In December 1880 thirteen-year-old Ada Rose Mills was removed from the Soldiers' Daughters' Home at Hampstead because she had started to suffer from frequent epileptic fits. Girls applying for a place at the Home underwent a medical examination and only those judged to be in good physical and mental health were accepted. If, after admission, a girl was found be afflicted with ‘a malignant, infectious, or incurable disorder’, ‘any bodily or mental defect’, or subject to fits, she was returned immediately to those who recommended or placed her in the Home. Poor Ada Rose was sent to her widowed mother in Ireland.
Soldiers' Daughters' Home at Rosslyn Hill, Hampstead Illustrated London News 19 June 1858 . Image copyright Illustrated London News Group - British Newspaper Archive
The Soldiers' Daughters' Home at Rosslyn Hill, Hampstead was founded in 1855. Its object was ‘to nurse, clothe, board, and educate the destitute female children, orphans or not, of Soldiers in Her Majesty’s Army, born during the service, or subsequent to the honourable discharge, of the father’. The Home aimed to instruct the girls in ‘industrial habits’ fitting them for domestic service. Scholarships were granted to the ‘most industrious’ to support them whilst training as regimental or parish schoolmistresses.
There were two classes of admission: by election with places supported by the Foundation, and by payment of fees. This was the order of preference for admission when destitution was proved:
• Total orphans
• Motherless daughters of soldiers
• Fatherless daughters of soldiers
• Girls whose parents were still alive, with the father on active or foreign service.
Two sisters could not attend at the same time unless there were exceptional circumstances.
Girls were taken in from under three years of age up to thirteen, and they could not remain after they reached sixteen. The Home’s Committee tried to find a suitable situation for each girl, and presented her with an outfit including a Bible and prayer book. Ex-pupils were considered to be under partial guardianship whilst they remained unmarried and they could return to live at the Home temporarily if seeking a job.
Ada Rose Mills entered the Soldiers' Daughters' Home on 14 June 1877 as a scholar paid for by the Secretary of State for India. She was born in Bangalore on 21 June 1867, the daughter of Sergeant William Mills of the Madras Sappers and Miners and his wife Annie née Hopkins. Five siblings were also born in India.
William Mills died of a brain tumour at Secunderabad on 5 September 1873. His widow Annie was living in Dublin when her son Archibald George enlisted in the Royal Engineers in July 1879 aged fourteen. He had previously attended the Royal Military Asylum Chelsea for nearly three years as an apprentice. Annie later moved to Gosport in Hampshire.

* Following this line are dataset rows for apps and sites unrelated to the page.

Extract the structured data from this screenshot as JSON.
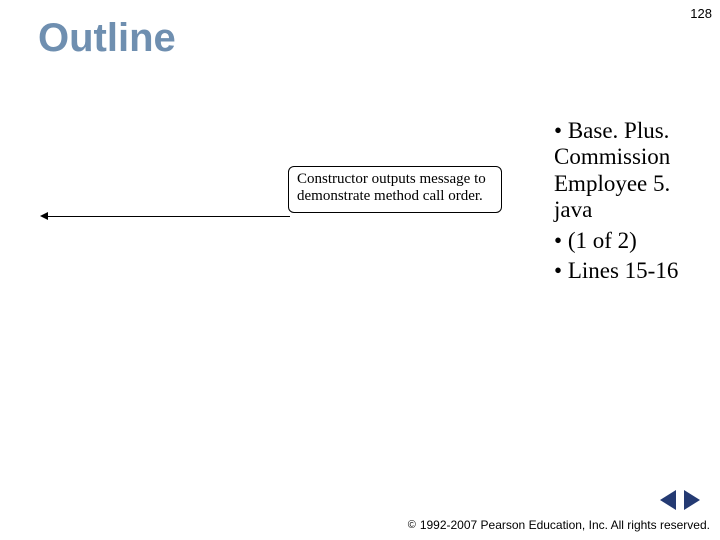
{
  "page_number": "128",
  "title": "Outline",
  "callout": {
    "text": "Constructor outputs message to demonstrate method call order."
  },
  "bullets": {
    "item1": "Base. Plus. Commission Employee 5. java",
    "item2": "(1 of 2)",
    "item3": "Lines 15-16"
  },
  "footer": {
    "copyright_symbol": "©",
    "text": "1992-2007 Pearson Education, Inc.  All rights reserved."
  }
}
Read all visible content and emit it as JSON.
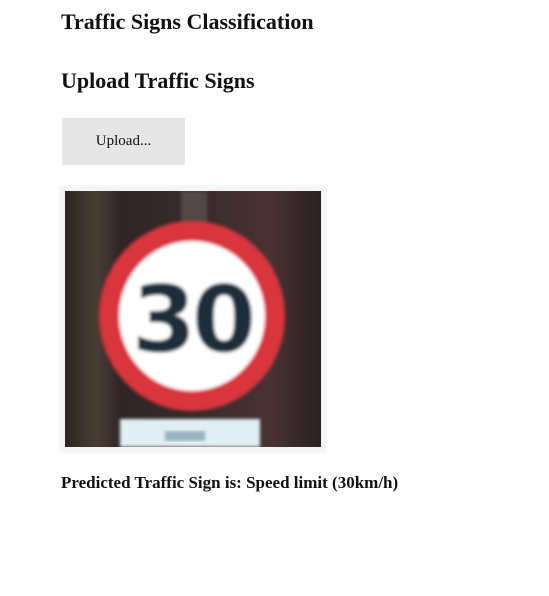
{
  "page": {
    "title": "Traffic Signs Classification",
    "subtitle": "Upload Traffic Signs"
  },
  "upload": {
    "button_label": "Upload..."
  },
  "preview": {
    "sign_text": "30",
    "colors": {
      "ring": "#d8363c",
      "face": "#ffffff",
      "digits": "#1f2f3a",
      "background": "#3a2b2b",
      "plate": "#dfeff4"
    }
  },
  "result": {
    "prediction_text": "Predicted Traffic Sign is: Speed limit (30km/h)"
  }
}
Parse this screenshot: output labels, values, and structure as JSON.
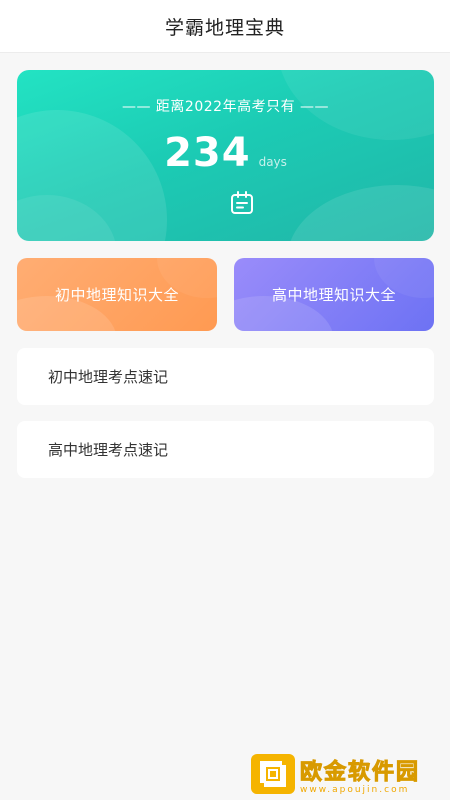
{
  "header": {
    "title": "学霸地理宝典"
  },
  "countdown": {
    "label": "—— 距离2022年高考只有 ——",
    "value": "234",
    "unit": "days",
    "icon": "calendar-icon"
  },
  "cards": [
    {
      "label": "初中地理知识大全",
      "color": "#ffa45f"
    },
    {
      "label": "高中地理知识大全",
      "color": "#7f7ff7"
    }
  ],
  "list": [
    {
      "label": "初中地理考点速记"
    },
    {
      "label": "高中地理考点速记"
    }
  ],
  "watermark": {
    "title": "欧金软件园",
    "url": "www.apoujin.com",
    "color": "#f5b400"
  }
}
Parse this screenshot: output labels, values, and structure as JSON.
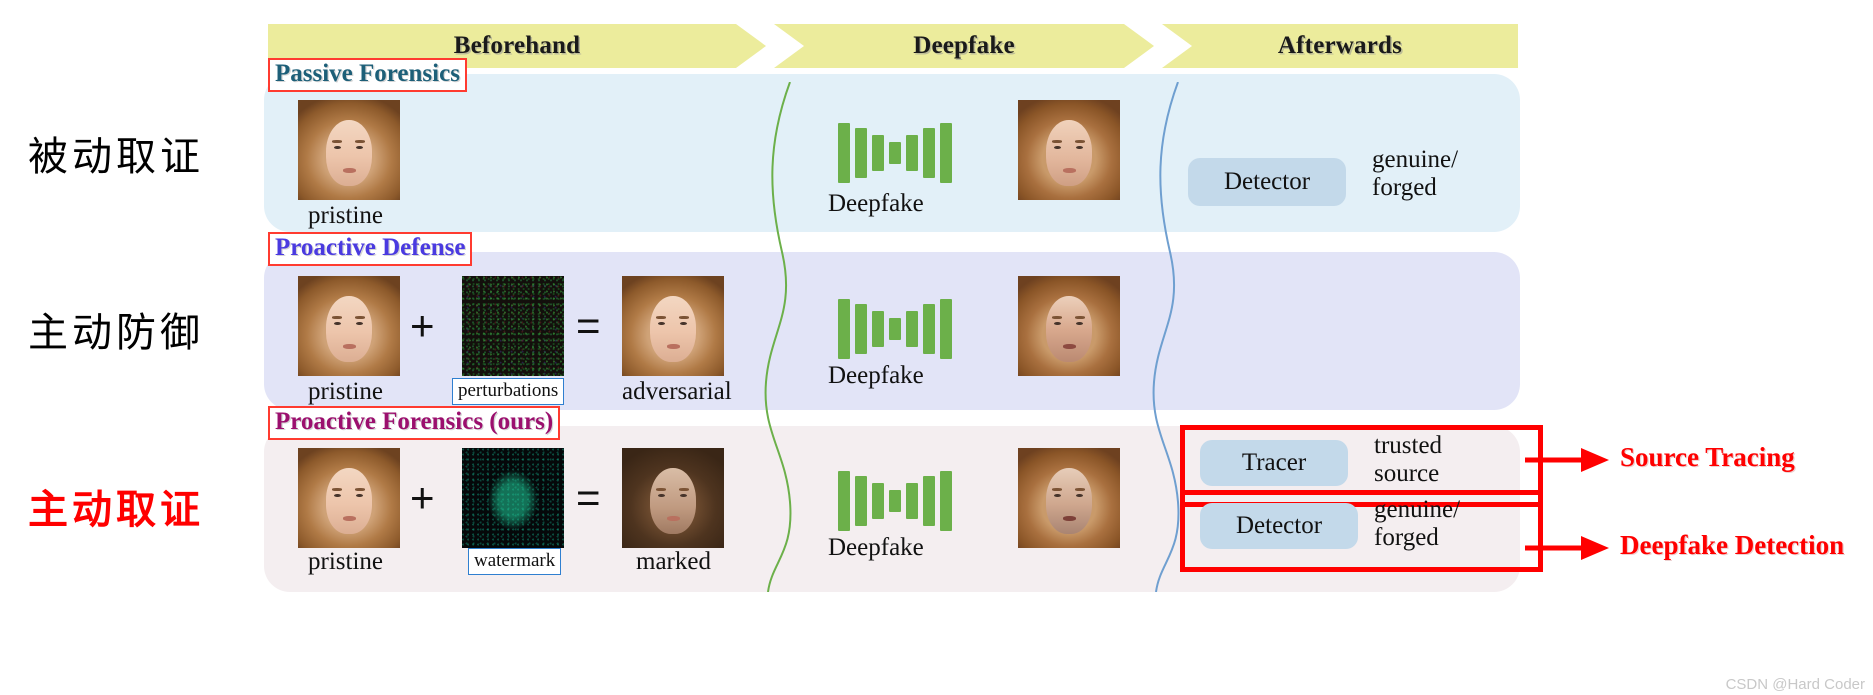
{
  "banner": {
    "stages": [
      {
        "label": "Beforehand"
      },
      {
        "label": "Deepfake"
      },
      {
        "label": "Afterwards"
      }
    ]
  },
  "colors": {
    "banner_fill": "#ecec9c",
    "row1_fill": "#e2f0f8",
    "row2_fill": "#e2e4f7",
    "row3_fill": "#f4eef0",
    "tag_border": "#ff3b30",
    "tag1_text": "#1d5f78",
    "tag2_text": "#4a3ae0",
    "tag3_text": "#9b0f6e",
    "accent_red": "#ff0000",
    "pill_fill": "#c3d9ea",
    "deepfake_green": "#6cb04a",
    "wave_green": "#6cb04a",
    "wave_blue": "#6f9fd0"
  },
  "rows": [
    {
      "tag": "Passive Forensics",
      "side_label": "被动取证",
      "beforehand": {
        "images": [
          {
            "name": "pristine-face",
            "caption": "pristine"
          }
        ],
        "operators": []
      },
      "deepfake": {
        "icon": "deepfake-bars-icon",
        "caption": "Deepfake",
        "output_image": "forged-face"
      },
      "afterwards": {
        "modules": [
          {
            "pill": "Detector",
            "output": [
              "genuine/",
              "forged"
            ]
          }
        ]
      }
    },
    {
      "tag": "Proactive Defense",
      "side_label": "主动防御",
      "beforehand": {
        "images": [
          {
            "name": "pristine-face",
            "caption": "pristine"
          },
          {
            "name": "perturbation-noise",
            "caption": "perturbations",
            "caption_boxed": true
          },
          {
            "name": "adversarial-face",
            "caption": "adversarial"
          }
        ],
        "operators": [
          "+",
          "="
        ]
      },
      "deepfake": {
        "icon": "deepfake-bars-icon",
        "caption": "Deepfake",
        "output_image": "disrupted-face"
      },
      "afterwards": {
        "modules": []
      }
    },
    {
      "tag": "Proactive Forensics (ours)",
      "side_label": "主动取证",
      "beforehand": {
        "images": [
          {
            "name": "pristine-face",
            "caption": "pristine"
          },
          {
            "name": "watermark-noise",
            "caption": "watermark",
            "caption_boxed": true
          },
          {
            "name": "marked-face",
            "caption": "marked"
          }
        ],
        "operators": [
          "+",
          "="
        ]
      },
      "deepfake": {
        "icon": "deepfake-bars-icon",
        "caption": "Deepfake",
        "output_image": "forged-marked-face"
      },
      "afterwards": {
        "modules": [
          {
            "pill": "Tracer",
            "output": [
              "trusted",
              "source"
            ],
            "callout": "Source Tracing"
          },
          {
            "pill": "Detector",
            "output": [
              "genuine/",
              "forged"
            ],
            "callout": "Deepfake Detection"
          }
        ]
      }
    }
  ],
  "callouts": [
    {
      "label": "Source Tracing"
    },
    {
      "label": "Deepfake Detection"
    }
  ],
  "credit": "CSDN @Hard Coder"
}
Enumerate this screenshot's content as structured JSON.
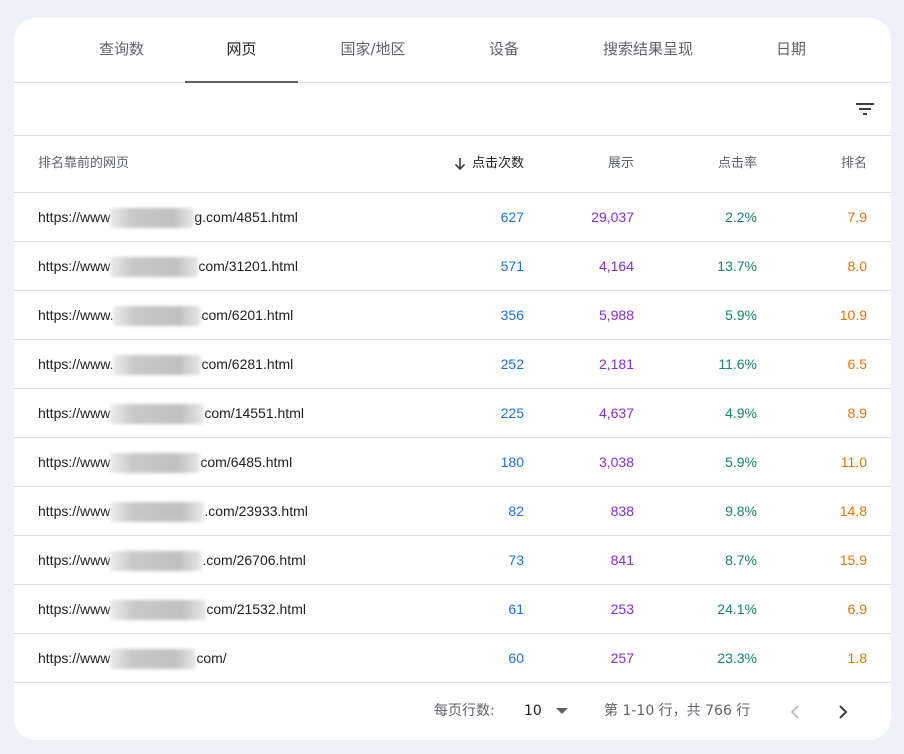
{
  "tabs": [
    {
      "label": "查询数",
      "active": false
    },
    {
      "label": "网页",
      "active": true
    },
    {
      "label": "国家/地区",
      "active": false
    },
    {
      "label": "设备",
      "active": false
    },
    {
      "label": "搜索结果呈现",
      "active": false
    },
    {
      "label": "日期",
      "active": false
    }
  ],
  "toolbar": {
    "filter_icon": "filter-list-icon"
  },
  "table": {
    "headers": {
      "page": "排名靠前的网页",
      "clicks": "点击次数",
      "impressions": "展示",
      "ctr": "点击率",
      "position": "排名"
    },
    "sorted_by": "clicks",
    "sort_icon": "arrow-down-icon",
    "rows": [
      {
        "url_prefix": "https://www",
        "url_suffix": "g.com/4851.html",
        "clicks": "627",
        "impressions": "29,037",
        "ctr": "2.2%",
        "position": "7.9"
      },
      {
        "url_prefix": "https://www",
        "url_suffix": "com/31201.html",
        "clicks": "571",
        "impressions": "4,164",
        "ctr": "13.7%",
        "position": "8.0"
      },
      {
        "url_prefix": "https://www.",
        "url_suffix": "com/6201.html",
        "clicks": "356",
        "impressions": "5,988",
        "ctr": "5.9%",
        "position": "10.9"
      },
      {
        "url_prefix": "https://www.",
        "url_suffix": "com/6281.html",
        "clicks": "252",
        "impressions": "2,181",
        "ctr": "11.6%",
        "position": "6.5"
      },
      {
        "url_prefix": "https://www",
        "url_suffix": "com/14551.html",
        "clicks": "225",
        "impressions": "4,637",
        "ctr": "4.9%",
        "position": "8.9"
      },
      {
        "url_prefix": "https://www",
        "url_suffix": "com/6485.html",
        "clicks": "180",
        "impressions": "3,038",
        "ctr": "5.9%",
        "position": "11.0"
      },
      {
        "url_prefix": "https://www",
        "url_suffix": ".com/23933.html",
        "clicks": "82",
        "impressions": "838",
        "ctr": "9.8%",
        "position": "14.8"
      },
      {
        "url_prefix": "https://www",
        "url_suffix": ".com/26706.html",
        "clicks": "73",
        "impressions": "841",
        "ctr": "8.7%",
        "position": "15.9"
      },
      {
        "url_prefix": "https://www",
        "url_suffix": "com/21532.html",
        "clicks": "61",
        "impressions": "253",
        "ctr": "24.1%",
        "position": "6.9"
      },
      {
        "url_prefix": "https://www",
        "url_suffix": "com/",
        "clicks": "60",
        "impressions": "257",
        "ctr": "23.3%",
        "position": "1.8"
      }
    ]
  },
  "footer": {
    "rows_per_page_label": "每页行数:",
    "rows_per_page_value": "10",
    "range_text": "第 1-10 行，共 766 行",
    "prev_icon": "chevron-left-icon",
    "next_icon": "chevron-right-icon"
  },
  "colors": {
    "clicks": "#1a73e8",
    "impressions": "#8430ce",
    "ctr": "#12846e",
    "position": "#e37400"
  }
}
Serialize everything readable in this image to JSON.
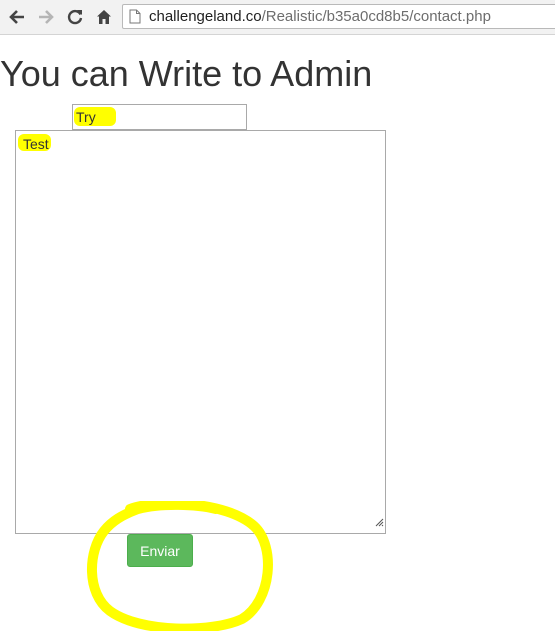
{
  "browser": {
    "url_host": "challengeland.co",
    "url_path": "/Realistic/b35a0cd8b5/contact.php",
    "icons": [
      "back-arrow-icon",
      "forward-arrow-icon",
      "reload-icon",
      "home-icon",
      "page-icon"
    ]
  },
  "page": {
    "heading": "You can Write to Admin"
  },
  "form": {
    "subject_value": "Try",
    "message_value": "Test",
    "submit_label": "Enviar"
  },
  "colors": {
    "highlight": "#ffff00",
    "button": "#5cb85c"
  }
}
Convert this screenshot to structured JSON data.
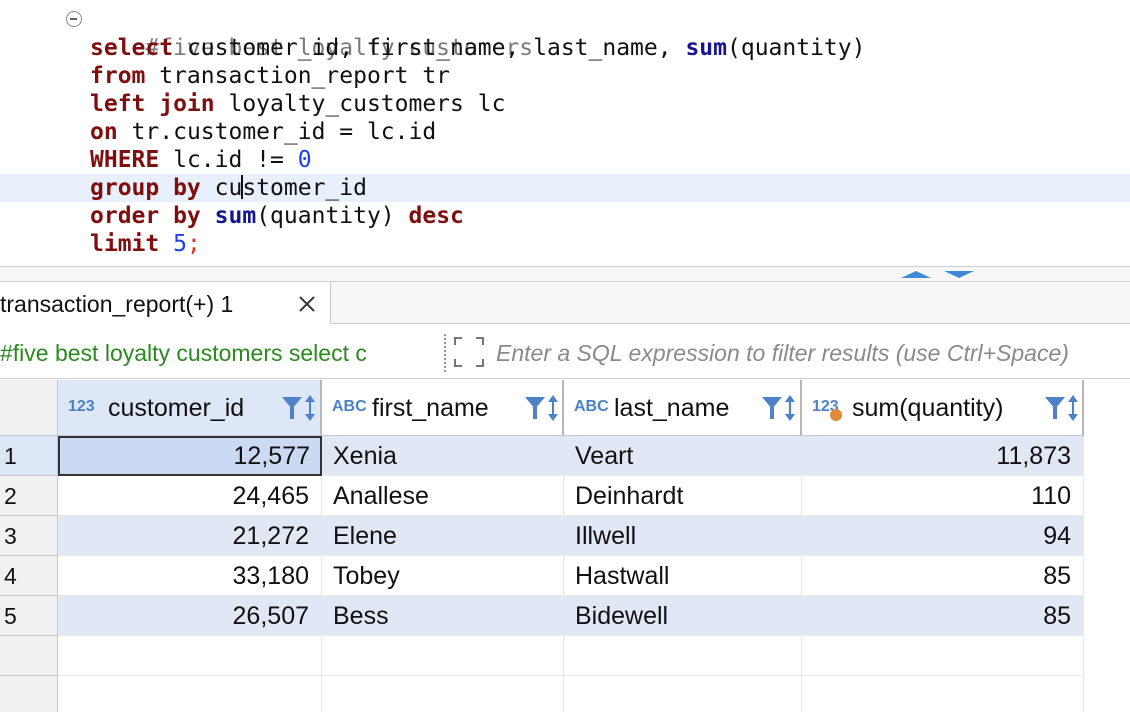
{
  "editor": {
    "comment": "#five best loyalty customers",
    "lines": [
      {
        "kw1": "select",
        "t1": " customer_id, first_name, last_name, ",
        "fn": "sum",
        "t2": "(quantity)"
      },
      {
        "kw1": "from",
        "t1": " transaction_report tr"
      },
      {
        "kw1": "left join",
        "t1": " loyalty_customers lc"
      },
      {
        "kw1": "on",
        "t1": " tr.customer_id = lc.id"
      },
      {
        "kw1": "WHERE",
        "t1": " lc.id != ",
        "num": "0"
      },
      {
        "kw1": "group by",
        "t1a": " cu",
        "t1b": "stomer_id"
      },
      {
        "kw1": "order by",
        "fn": "sum",
        "t1": "(quantity) ",
        "kw2": "desc"
      },
      {
        "kw1": "limit",
        "num": "5",
        "semi": ";"
      }
    ]
  },
  "result_tab": {
    "label": "transaction_report(+) 1"
  },
  "filter_bar": {
    "query_label": "#five best loyalty customers select c",
    "placeholder": "Enter a SQL expression to filter results (use Ctrl+Space)"
  },
  "grid": {
    "columns": [
      {
        "type": "123",
        "name": "customer_id"
      },
      {
        "type": "ABC",
        "name": "first_name"
      },
      {
        "type": "ABC",
        "name": "last_name"
      },
      {
        "type": "123",
        "name": "sum(quantity)"
      }
    ],
    "rows": [
      {
        "n": "1",
        "customer_id": "12,577",
        "first_name": "Xenia",
        "last_name": "Veart",
        "sum_quantity": "11,873"
      },
      {
        "n": "2",
        "customer_id": "24,465",
        "first_name": "Anallese",
        "last_name": "Deinhardt",
        "sum_quantity": "110"
      },
      {
        "n": "3",
        "customer_id": "21,272",
        "first_name": "Elene",
        "last_name": "Illwell",
        "sum_quantity": "94"
      },
      {
        "n": "4",
        "customer_id": "33,180",
        "first_name": "Tobey",
        "last_name": "Hastwall",
        "sum_quantity": "85"
      },
      {
        "n": "5",
        "customer_id": "26,507",
        "first_name": "Bess",
        "last_name": "Bidewell",
        "sum_quantity": "85"
      }
    ]
  },
  "colors": {
    "keyword": "#7f0e0e",
    "function": "#15168f",
    "number": "#1d3ef5",
    "query_label": "#2b8a1f",
    "row_stripe": "#dfe8f4"
  }
}
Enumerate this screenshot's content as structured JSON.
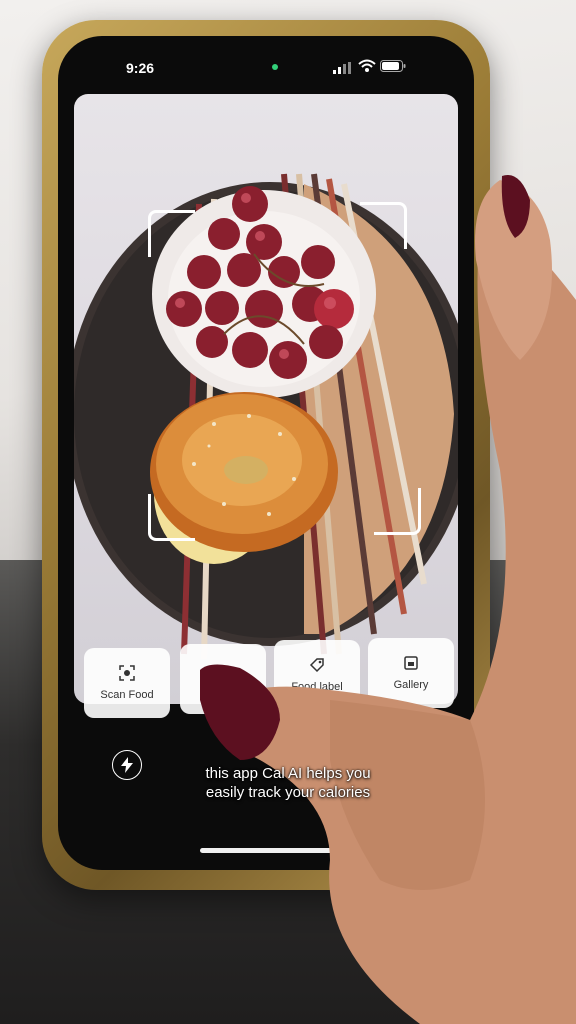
{
  "status_bar": {
    "time": "9:26"
  },
  "toolbar": {
    "scan_food": "Scan Food",
    "barcode": "",
    "food_label": "Food label",
    "gallery": "Gallery"
  },
  "caption": {
    "line1": "this app Cal AI helps you",
    "line2": "easily track your calories"
  },
  "icons": {
    "flash": "flash-icon",
    "scan": "scan-food-icon",
    "label": "food-label-icon",
    "gallery": "gallery-icon"
  },
  "colors": {
    "phone_frame": "#9a7b36",
    "viewfinder_bg": "#dcd8df",
    "button_bg": "#ffffff",
    "caption_text": "#ffffff"
  }
}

The India Office gave Annie Mills payments amounting to £32 0s 6d to support her daughter after she left the Soldiers' Daughters' Home. Sadly Ada Rose died on 16 February 1885 aged seventeen and her mother was paid £4 for her funeral expenses.
Lead Curator, East India Company Records
India Office Records IOR/L/MIL/7/15824-15836 Soldiers' Daughters' Home 1869-1902, includes IOR/L/MIL/7/15833 Admission of Ada Rose Mills in place of Emily Godden and Isabella Hamilton, 1876-1877; IOR/L/MIL/7/15834 Death of Ada Rose Mills, an inmate of the Soldiers' Daughters' Home, 1881-1889 – the file includes a copy of the rules for the Home dated 1878.
Baptism 14 August 1867 of Ada Rose Mills IOR/N/2/48 f.158, and burial 6 September 1873 of William Mills IOR/N/2/54 f. 157, plus other entries from church records for the family – available via Findmypast.
Record of service for Archibald George Mills The National Archives WO 97/3471 no. 28 - available via Findmypast.